A second miracle confirmed on June 14 by doctors appointed by the Vatican's Congregation for the Causes of Saints could advance the sainthood of Blessed Laura de Jesus Montoya Upegui.
According to the newspaper El Tiempo, Vatican officials are expected to issue a decision on the miracle on Dec. 10. A decree by Pope Benedict would pave the way for Blessed Laura's canonization as Colombia's first native-born saint.
The miracle that occurred through the 20th century blessed's intercession was the healing of Dr. Carlos Eduardo Restrepo, who was suffering from lupus, kidney damage and muscular degeneration. After praying the Blessed Laura one night, the doctor woke up the following morning completely cured.

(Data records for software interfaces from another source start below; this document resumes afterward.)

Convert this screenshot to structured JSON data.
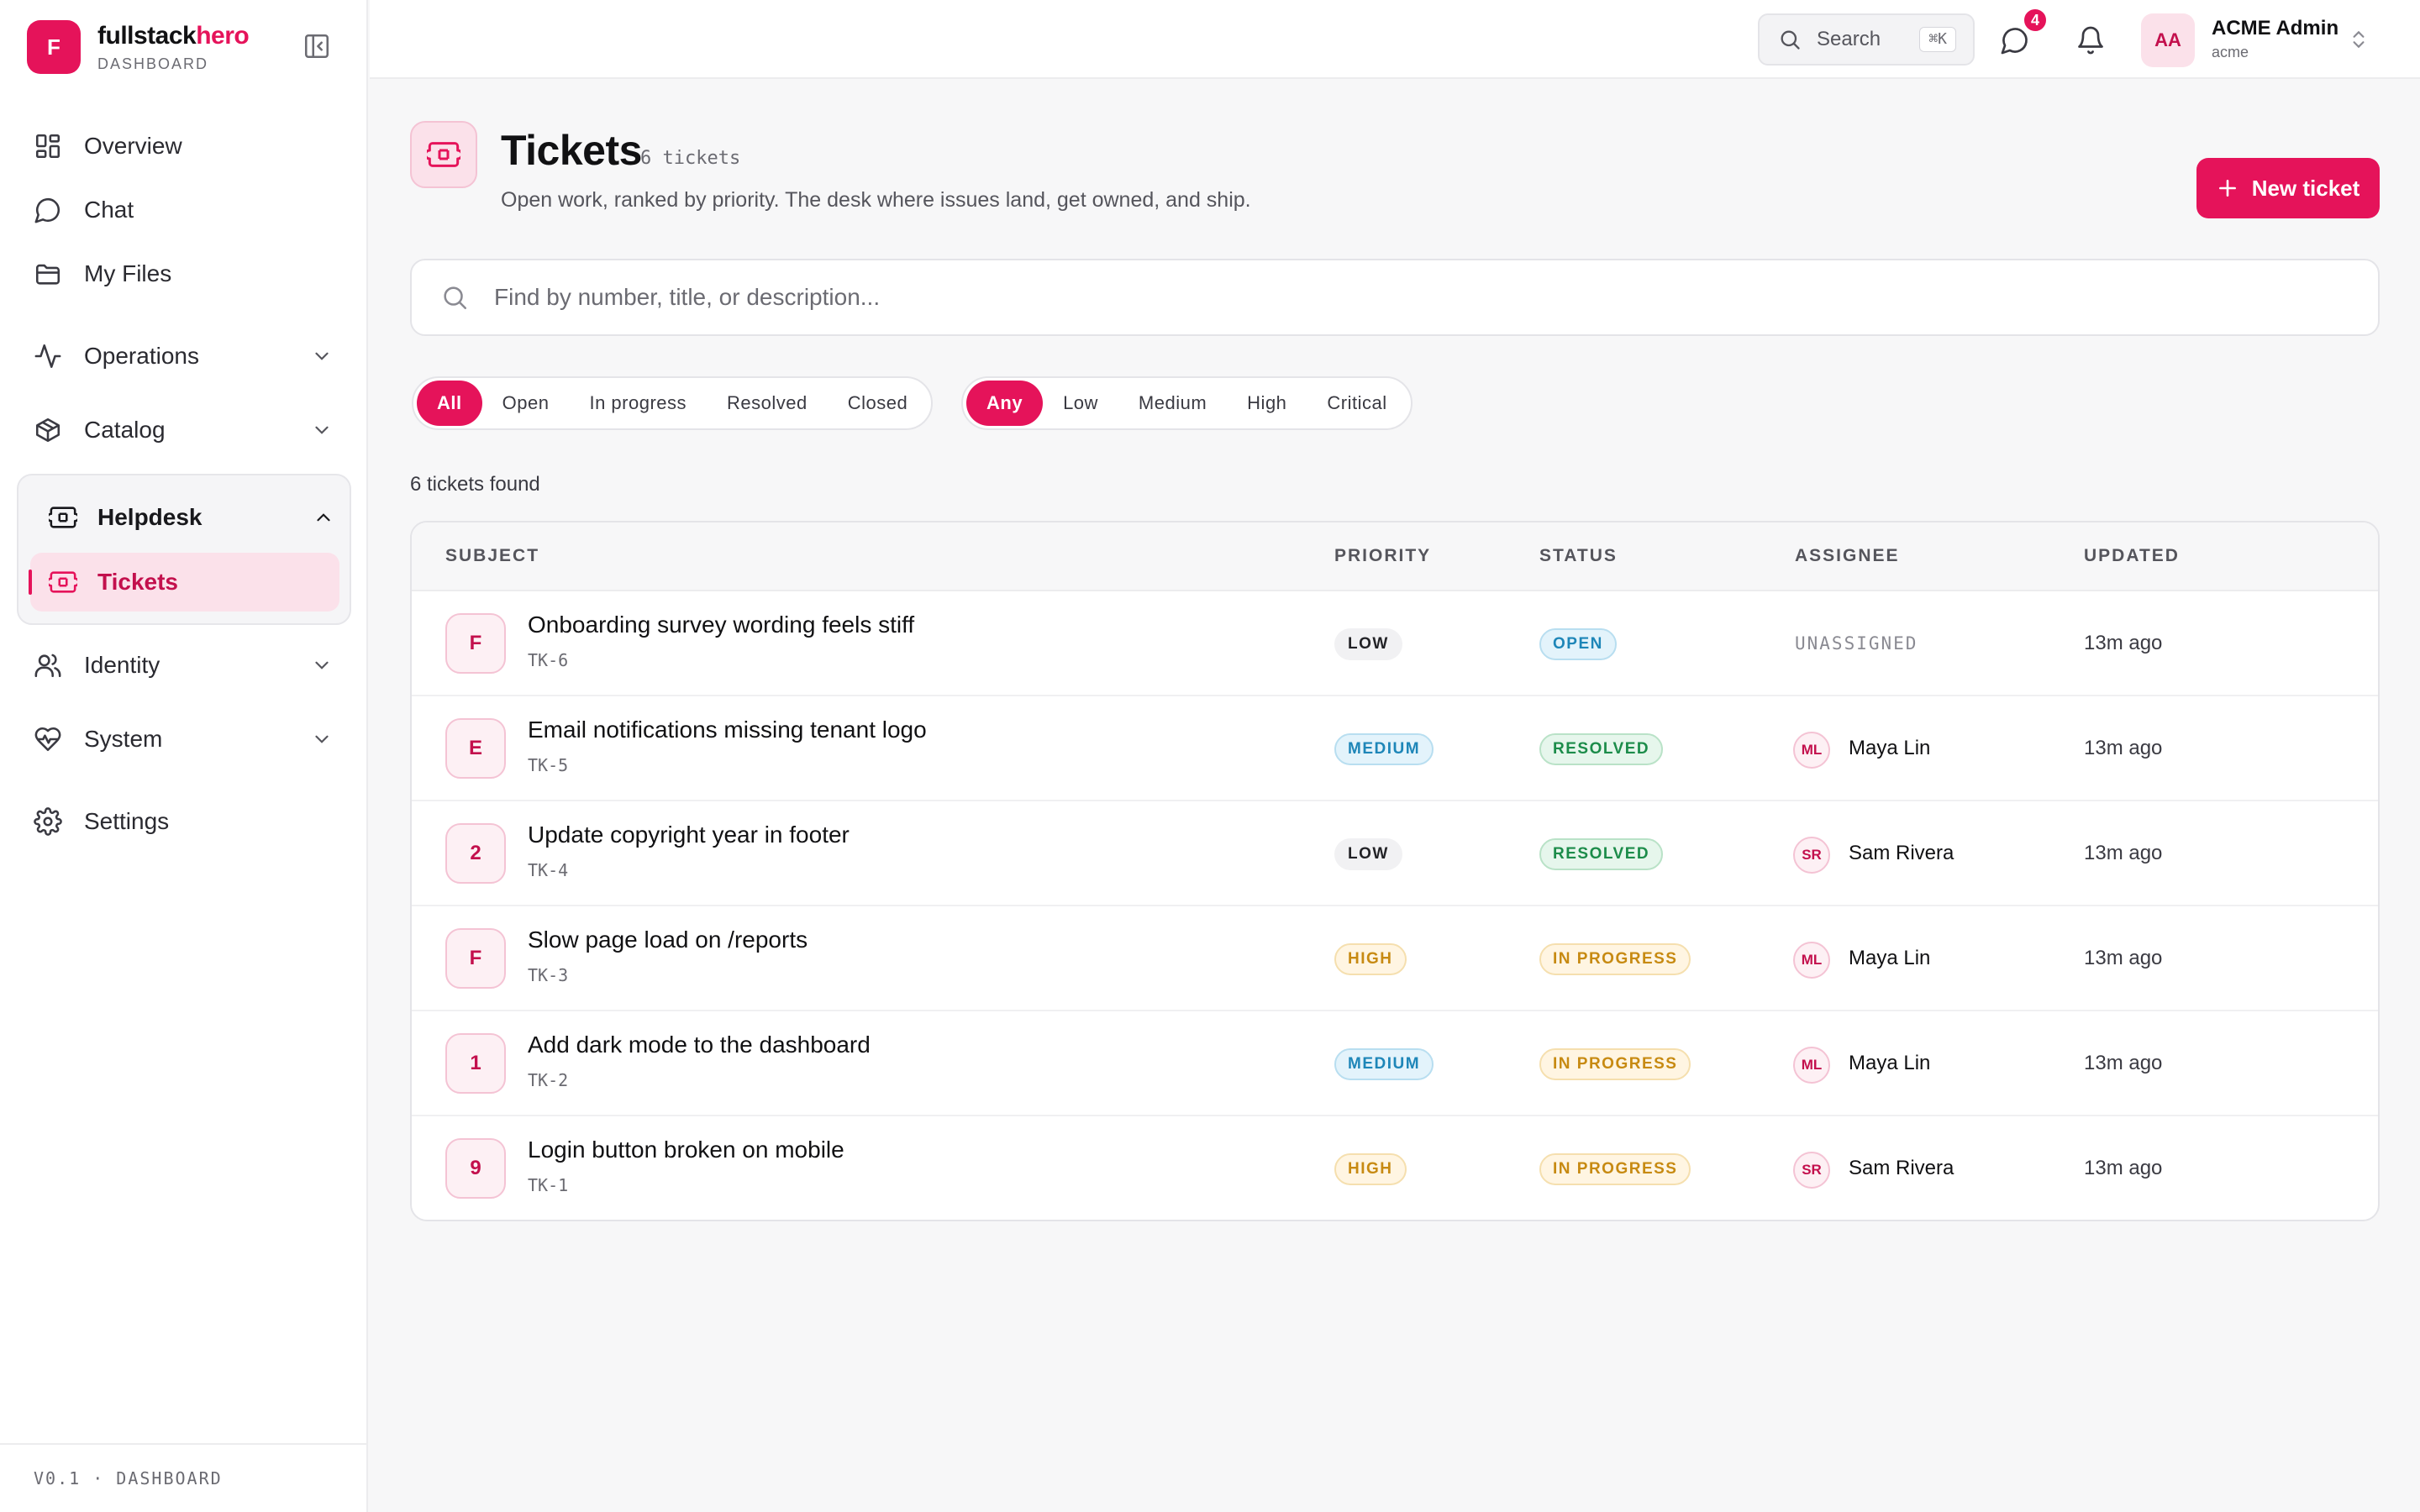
{
  "brand": {
    "initial": "F",
    "name_main": "fullstack",
    "name_accent": "hero",
    "subtitle": "DASHBOARD"
  },
  "sidebar": {
    "items": [
      {
        "label": "Overview",
        "icon": "grid-icon"
      },
      {
        "label": "Chat",
        "icon": "chat-icon"
      },
      {
        "label": "My Files",
        "icon": "folder-icon"
      },
      {
        "label": "Operations",
        "icon": "activity-icon"
      },
      {
        "label": "Catalog",
        "icon": "package-icon"
      },
      {
        "label": "Helpdesk",
        "icon": "ticket-icon"
      },
      {
        "label": "Tickets",
        "icon": "ticket-icon"
      },
      {
        "label": "Identity",
        "icon": "users-icon"
      },
      {
        "label": "System",
        "icon": "heart-pulse-icon"
      },
      {
        "label": "Settings",
        "icon": "gear-icon"
      }
    ],
    "footer": "V0.1 · DASHBOARD"
  },
  "topbar": {
    "search_label": "Search",
    "search_shortcut": "⌘K",
    "chat_badge": "4",
    "user": {
      "initials": "AA",
      "name": "ACME Admin",
      "tenant": "acme"
    }
  },
  "page": {
    "title": "Tickets",
    "count": "6 tickets",
    "description": "Open work, ranked by priority. The desk where issues land, get owned, and ship.",
    "new_button": "New ticket",
    "search_placeholder": "Find by number, title, or description...",
    "found": "6 tickets found"
  },
  "filters": {
    "status": [
      "All",
      "Open",
      "In progress",
      "Resolved",
      "Closed"
    ],
    "status_active": "All",
    "priority": [
      "Any",
      "Low",
      "Medium",
      "High",
      "Critical"
    ],
    "priority_active": "Any"
  },
  "table": {
    "headers": [
      "SUBJECT",
      "PRIORITY",
      "STATUS",
      "ASSIGNEE",
      "UPDATED"
    ],
    "rows": [
      {
        "avatar": "F",
        "title": "Onboarding survey wording feels stiff",
        "id": "TK-6",
        "priority": "LOW",
        "status": "OPEN",
        "assignee_initials": "",
        "assignee": "UNASSIGNED",
        "updated": "13m ago"
      },
      {
        "avatar": "E",
        "title": "Email notifications missing tenant logo",
        "id": "TK-5",
        "priority": "MEDIUM",
        "status": "RESOLVED",
        "assignee_initials": "ML",
        "assignee": "Maya Lin",
        "updated": "13m ago"
      },
      {
        "avatar": "2",
        "title": "Update copyright year in footer",
        "id": "TK-4",
        "priority": "LOW",
        "status": "RESOLVED",
        "assignee_initials": "SR",
        "assignee": "Sam Rivera",
        "updated": "13m ago"
      },
      {
        "avatar": "F",
        "title": "Slow page load on /reports",
        "id": "TK-3",
        "priority": "HIGH",
        "status": "IN PROGRESS",
        "assignee_initials": "ML",
        "assignee": "Maya Lin",
        "updated": "13m ago"
      },
      {
        "avatar": "1",
        "title": "Add dark mode to the dashboard",
        "id": "TK-2",
        "priority": "MEDIUM",
        "status": "IN PROGRESS",
        "assignee_initials": "ML",
        "assignee": "Maya Lin",
        "updated": "13m ago"
      },
      {
        "avatar": "9",
        "title": "Login button broken on mobile",
        "id": "TK-1",
        "priority": "HIGH",
        "status": "IN PROGRESS",
        "assignee_initials": "SR",
        "assignee": "Sam Rivera",
        "updated": "13m ago"
      }
    ]
  },
  "colors": {
    "accent": "#e5135a",
    "accent_soft": "#fbe1ea"
  }
}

“Mother Laura,” he prayed that night, “If you heal me of this, I will tell the world about your miracle so that you will be raised to the altars.”
“My mind has gone blank. I don’t know if I had an out-of-body experience or if I imagined it, or if it was my subconscious, but when I entrusted myself to Blessed Laura I felt a wonderful sense of peace,” he said.
“If this isn’t a miracle, I don’t know what is,” Doctor Restrepo told the Colombian newspaper.
Sister Aida Orobio, superior of the Congregation of the Missionary Sisters of Mary Immaculate and St. Catherine of Siena – which was founded by Blessed Laura – said, “Not even her in her homeland do people realize how brave and marvelous this woman was.”
“In an era in which women were supposed to stay by men, Laura dared to follow God’s call, even though she was called crazy,” she added.
The sister noted how Blessed Laura's conversion began when she encountered a group of local Indians who were being mistreated and dehumanized.
“How is it possible that they lived so marginalized and estranged from God, if they were just as Colombian as anyone else and were the first inhabitants of these lands,” Sister Orobio reflected.
Eventually, Blessed Laura moved into the Colombian rain forest and began to live and work with the Indians, despite difficulties and attacks from landowners in the region.
She died on Oct. 21, 1949 in a home in Medellin that is today a museum and convent. Her congregation has spread to Africa, America and Europe.
Those who knew her recalled that during her last days, “She had a great sense of humor. She poked fun at everything in a pious way, especially of herself.”